WikiLeaks and the Innovator’s Dilemma

Very thoughtful essay by David Rieff in The New Republic. He sees WikiLeaks as a disruptive innovation in the sense that Clayton Christensen used it to describe “business innovations that improve a product or service in ways that the market does not expect, usually either by lowering the price or redesigning for a different market or a different set of consumers”. At first glance, Rieff writes,

Wikileaks would seem to be far from this world of business innovation. And yet it isn’t. To the contrary, what Wikileaks does is exactly what a disruptive product does: As with nanotechnology, it supersedes the way information is made available to the general public; and, as with open source software, it challenges the idea of what the public can know and how it can know it.

In the former case, Wikileaks breaks the established transmission network of office holders and diplomats leaking some information to trusted journalists and pundits, who then transmit it to the public. And, in the latter, it insists that there is simply no such thing as proprietary information, which in the context of diplomacy means it does not acknowledge the state’s right to keep secrets. Here, the state is like Microsoft, with its closed-source technology, while Wikileaks is the open-source alternative.

And, again as with open-source software, there is no going back. Julian Assange may go to prison in Sweden, or even be extradited to the United States, and, though it is far less likely, Wikileaks itself may be shut down. But, for better or worse, the Wikileaks model is here to stay. For, as it turns out, the web is not just a place for shopping, or searching for pornographic images, or finding virtual communities of like-minded people, it is the new bloody crossroads of our politics.

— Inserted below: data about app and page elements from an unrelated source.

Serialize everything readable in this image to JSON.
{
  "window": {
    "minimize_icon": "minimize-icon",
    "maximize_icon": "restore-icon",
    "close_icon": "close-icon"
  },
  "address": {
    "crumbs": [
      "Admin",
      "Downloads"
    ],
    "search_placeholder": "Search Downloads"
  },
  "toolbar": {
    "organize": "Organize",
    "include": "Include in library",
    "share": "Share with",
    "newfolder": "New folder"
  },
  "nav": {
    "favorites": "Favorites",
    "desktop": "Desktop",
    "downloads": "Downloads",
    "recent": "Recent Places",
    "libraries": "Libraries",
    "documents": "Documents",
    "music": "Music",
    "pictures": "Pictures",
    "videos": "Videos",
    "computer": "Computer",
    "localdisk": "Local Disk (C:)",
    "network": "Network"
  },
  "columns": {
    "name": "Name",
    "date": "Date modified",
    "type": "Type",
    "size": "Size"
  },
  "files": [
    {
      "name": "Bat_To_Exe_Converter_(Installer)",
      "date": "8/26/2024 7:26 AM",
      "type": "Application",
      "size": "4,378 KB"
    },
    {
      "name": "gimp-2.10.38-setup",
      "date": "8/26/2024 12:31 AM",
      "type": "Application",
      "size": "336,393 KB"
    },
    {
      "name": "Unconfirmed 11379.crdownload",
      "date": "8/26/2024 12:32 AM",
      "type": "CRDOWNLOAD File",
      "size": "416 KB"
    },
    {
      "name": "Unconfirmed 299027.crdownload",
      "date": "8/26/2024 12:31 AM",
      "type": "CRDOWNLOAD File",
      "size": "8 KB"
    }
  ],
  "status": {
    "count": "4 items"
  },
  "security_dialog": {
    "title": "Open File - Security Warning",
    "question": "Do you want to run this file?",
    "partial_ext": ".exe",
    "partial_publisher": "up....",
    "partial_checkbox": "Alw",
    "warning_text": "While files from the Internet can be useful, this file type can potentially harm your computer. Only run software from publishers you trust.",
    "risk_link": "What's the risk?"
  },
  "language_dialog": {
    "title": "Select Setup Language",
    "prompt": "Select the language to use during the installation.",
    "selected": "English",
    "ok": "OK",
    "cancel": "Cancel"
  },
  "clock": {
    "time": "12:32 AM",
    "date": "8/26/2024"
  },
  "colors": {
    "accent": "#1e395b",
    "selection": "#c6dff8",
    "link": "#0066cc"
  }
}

This is another example of the thoughtful writing that has emerged as the implications of Cablegate begin to sink in. We really have passed an inflection point. When the history of this period comes to be written, my guess is that the last few weeks will be seen as the point where the established order finally wike up to the fact that it has a serious challenge on its hands.